More recent items include this gin trap (banned in 1958) traditionally used for catching rabbits; either to stop them eating crops, or for the pot. They were widely used for poaching.
In addition to their Christian faith, the people of 12th century Wales, even churchmen such as Gerald of Wales, believed in a range of good and evil spirits, fantastical beasts and magical events. They were particularly concerned that malevolent spirits would enter their buildings and cause them harm.
‘…in these parts of Pembroke, in our own times, unclean spirits have been in close communication with human beings. They are not visible, but their presence is felt all the same. First in the house of Stephen Wiriet then, at a later date, in the house of William Not they have been in the habit of manifesting themselves, throwing refuse all over the place, …of annoyance to host and guests alike, ripping up their clothes of linen and their woollen ones too, and even cutting holes in them.’

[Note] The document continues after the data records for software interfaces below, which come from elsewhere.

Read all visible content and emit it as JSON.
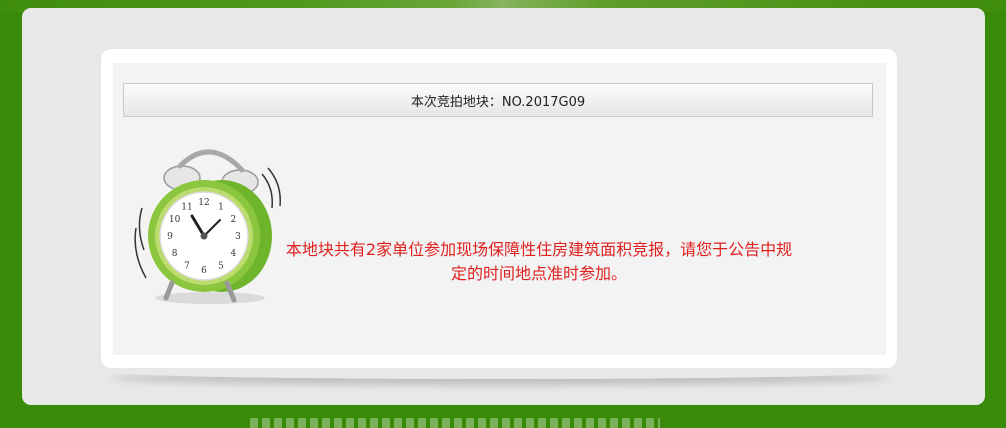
{
  "auction": {
    "title": "本次竞拍地块：NO.2017G09",
    "message": "本地块共有2家单位参加现场保障性住房建筑面积竞报，请您于公告中规定的时间地点准时参加。"
  },
  "clock": {
    "numerals": [
      "12",
      "1",
      "2",
      "3",
      "4",
      "5",
      "6",
      "7",
      "8",
      "9",
      "10",
      "11"
    ]
  },
  "colors": {
    "background_green": "#3a8a0a",
    "message_red": "#e01f1f",
    "clock_green": "#8cc63f"
  },
  "icons": [
    "alarm-clock-icon"
  ]
}
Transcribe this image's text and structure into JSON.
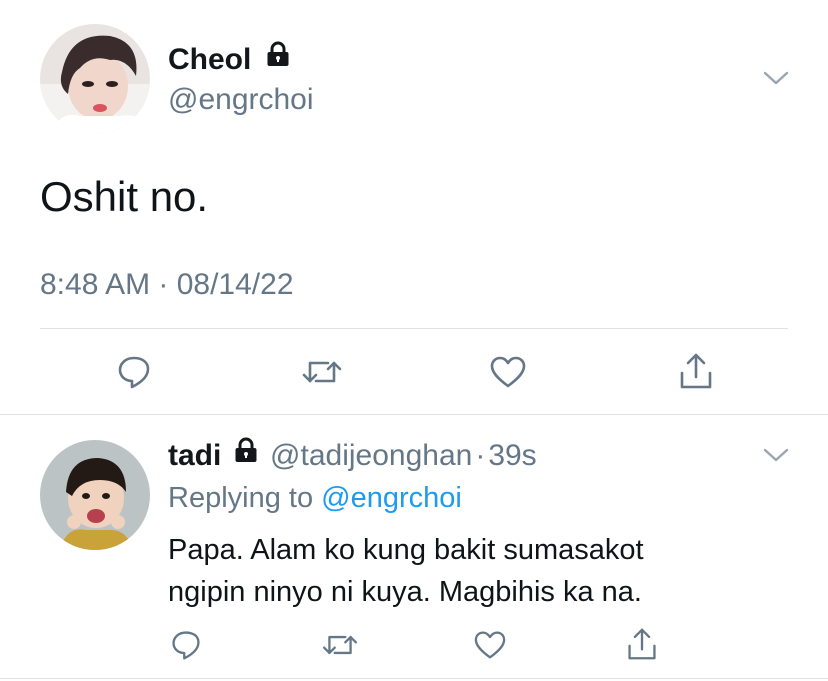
{
  "main_tweet": {
    "display_name": "Cheol",
    "handle": "@engrchoi",
    "text": "Oshit no.",
    "timestamp": "8:48 AM · 08/14/22"
  },
  "reply": {
    "display_name": "tadi",
    "handle": "@tadijeonghan",
    "separator": "·",
    "age": "39s",
    "replying_prefix": "Replying to",
    "replying_to": "@engrchoi",
    "text_line1": "Papa. Alam ko kung bakit sumasakot",
    "text_line2": "ngipin ninyo ni kuya. Magbihis ka na."
  },
  "icons": [
    "lock-icon",
    "chevron-down-icon",
    "reply-icon",
    "retweet-icon",
    "like-icon",
    "share-icon"
  ],
  "colors": {
    "text": "#14171a",
    "muted": "#657786",
    "link": "#1d9bf0",
    "divider": "#dfe3e7"
  }
}
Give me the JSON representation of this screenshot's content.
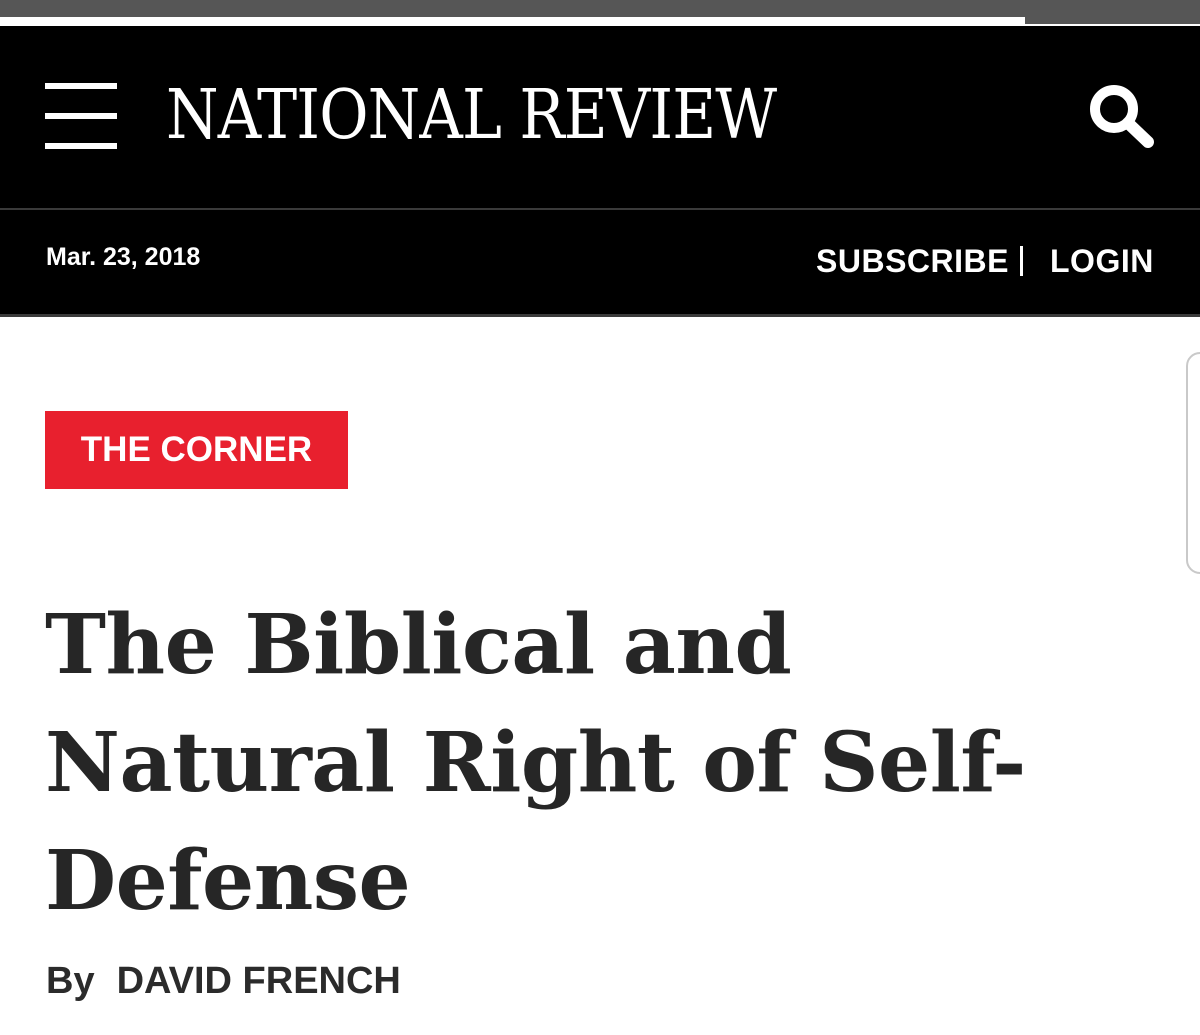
{
  "header": {
    "logo_text": "NATIONAL REVIEW",
    "menu_icon": "hamburger-menu-icon",
    "search_icon": "search-icon",
    "background_color": "#000000"
  },
  "subbar": {
    "date": "Mar. 23, 2018",
    "subscribe_label": "SUBSCRIBE",
    "separator": "|",
    "login_label": "LOGIN"
  },
  "article": {
    "section_label": "THE CORNER",
    "section_color": "#e8202e",
    "headline": "The Biblical and Natural Right of Self-Defense",
    "byline_prefix": "By",
    "author": "DAVID FRENCH"
  }
}
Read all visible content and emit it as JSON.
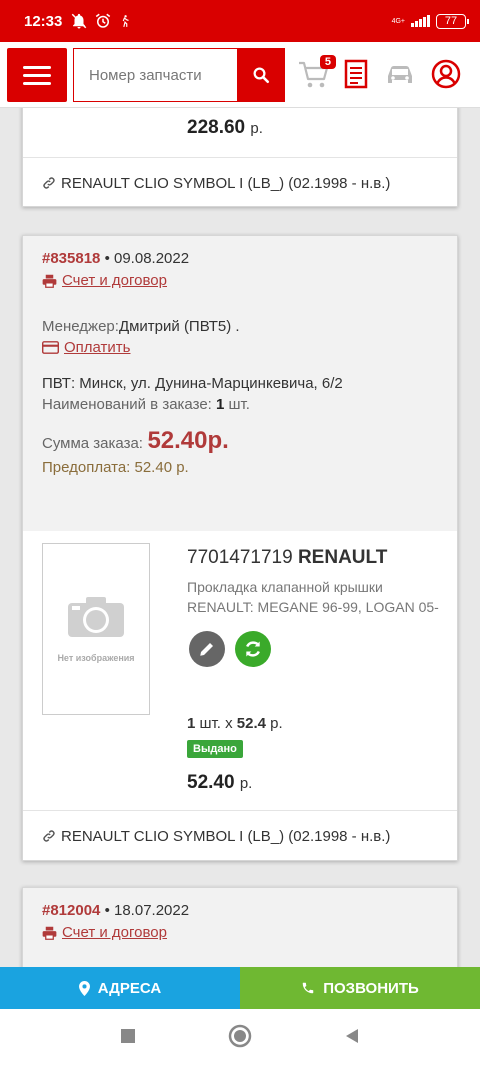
{
  "statusbar": {
    "time": "12:33",
    "network": "4G+",
    "battery": "77"
  },
  "header": {
    "search_placeholder": "Номер запчасти",
    "cart_count": "5"
  },
  "prev_order": {
    "price": "228.60",
    "price_unit": "р.",
    "vehicle": "RENAULT CLIO SYMBOL I (LB_) (02.1998 - н.в.)"
  },
  "order": {
    "number": "#835818",
    "date": "• 09.08.2022",
    "invoice_link": "Счет и договор",
    "manager_label": "Менеджер:",
    "manager_name": "Дмитрий (ПВТ5) .",
    "pay_link": "Оплатить",
    "pickup": "ПВТ: Минск, ул. Дунина-Марцинкевича, 6/2",
    "items_label": "Наименований в заказе:",
    "items_count": "1",
    "items_unit": "шт.",
    "sum_label": "Сумма заказа:",
    "sum_value": "52.40р.",
    "prepay": "Предоплата: 52.40 р.",
    "item": {
      "code": "7701471719",
      "brand": "RENAULT",
      "desc_line1": "Прокладка клапанной крышки",
      "desc_line2": "RENAULT: MEGANE 96-99, LOGAN 05-",
      "no_image": "Нет изображения",
      "qty": "1",
      "qty_text": "шт. x",
      "unit_price": "52.4",
      "unit_price_suffix": "р.",
      "status": "Выдано",
      "total": "52.40",
      "total_unit": "р."
    },
    "vehicle": "RENAULT CLIO SYMBOL I (LB_) (02.1998 - н.в.)"
  },
  "next_order": {
    "number": "#812004",
    "date": "• 18.07.2022",
    "invoice_link": "Счет и договор"
  },
  "actions": {
    "addresses": "АДРЕСА",
    "call": "ПОЗВОНИТЬ"
  },
  "colors": {
    "brand_red": "#d90000",
    "link_red": "#b03a3a",
    "address_blue": "#1aa3e0",
    "call_green": "#6fb832",
    "status_green": "#3aa63a"
  }
}
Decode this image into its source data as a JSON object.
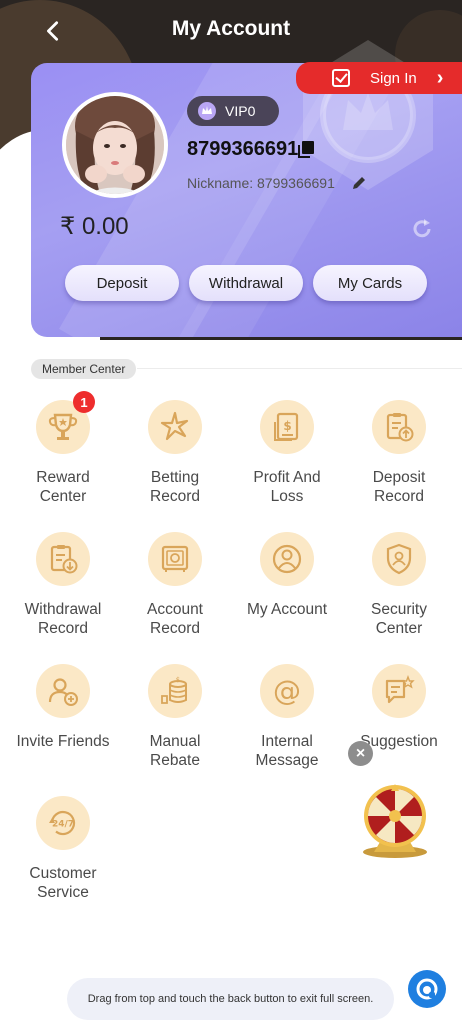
{
  "header": {
    "title": "My Account",
    "back_icon": "chevron-left-icon"
  },
  "profile": {
    "sign_in_label": "Sign In",
    "vip_label": "VIP0",
    "account_id": "8799366691",
    "nickname": "Nickname: 8799366691",
    "balance": "₹ 0.00"
  },
  "actions": [
    {
      "label": "Deposit"
    },
    {
      "label": "Withdrawal"
    },
    {
      "label": "My Cards"
    }
  ],
  "member_center": {
    "label": "Member Center",
    "items": [
      {
        "label_line1": "Reward",
        "label_line2": "Center",
        "icon": "trophy-icon",
        "badge": "1"
      },
      {
        "label_line1": "Betting",
        "label_line2": "Record",
        "icon": "betting-icon"
      },
      {
        "label_line1": "Profit And",
        "label_line2": "Loss",
        "icon": "document-dollar-icon"
      },
      {
        "label_line1": "Deposit",
        "label_line2": "Record",
        "icon": "clipboard-upload-icon"
      },
      {
        "label_line1": "Withdrawal",
        "label_line2": "Record",
        "icon": "clipboard-download-icon"
      },
      {
        "label_line1": "Account",
        "label_line2": "Record",
        "icon": "safe-icon"
      },
      {
        "label_line1": "My Account",
        "label_line2": "",
        "icon": "user-circle-icon"
      },
      {
        "label_line1": "Security",
        "label_line2": "Center",
        "icon": "shield-user-icon"
      },
      {
        "label_line1": "Invite Friends",
        "label_line2": "",
        "icon": "user-add-icon"
      },
      {
        "label_line1": "Manual",
        "label_line2": "Rebate",
        "icon": "coins-icon"
      },
      {
        "label_line1": "Internal",
        "label_line2": "Message",
        "icon": "at-sign-icon"
      },
      {
        "label_line1": "Suggestion",
        "label_line2": "",
        "icon": "chat-star-icon"
      },
      {
        "label_line1": "Customer",
        "label_line2": "Service",
        "icon": "24-7-icon"
      }
    ]
  },
  "toast": {
    "text": "Drag from top and touch the back button to exit full screen."
  },
  "colors": {
    "accent_red": "#e52b2b",
    "card_purple": "#9a8ff3",
    "icon_bg": "#fbe8c6",
    "icon_fg": "#d9a55a",
    "support_blue": "#1f7fe0"
  }
}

Gerald of Wales, A Journey Through Wales, written in the late 12th century.
To protect themselves from such spirits, people either scratched apotropaic symbols on sills and beams to repel evil, or placed objects such as shoes and pots in walls, roofs and under floors to catch and hold the evil spirits. Though such practices are more widely known from the 16th–18th century and associated with repelling witches and their familiars, they originated much earlier. Excavating the threshold of the southern entrance to the castle revealed a series of slates set on edge in the ground (page 30). When recovered, several were found to be covered in faintly scratched symbols. The marks have been highlighted in these images to make them clearly visible.
Some of these symbols, like the saltire (St Andrew’s cross in a rectangle), are well known as apotropaic symbols in later centuries. Other symbols are new and have not been seen before. Given their location, the symbols depicted, the fact they could not be seen (save by evil spirits) and that we do not see any scratched designs anywhere else in the castle, these slates can confidently be identified as apotropaic symbols. They are some of the earliest examples ever recovered in Britain. Though some slates were small, others were large, thick and had partially curved edges. It is likely that these are the broken fragments of grave markers dating from an earlier period. Such slates would already have powerful symbolic meaning, made all the more powerful by adding apotropaic images and burying them to form a threshold. In 1188 when Archbishop Baldwin and Gerald of Wales visited the castle, they would have ridden over this threshold, unaware of the symbols beneath their horses’ hooves, though Gerald clearly believed in their use.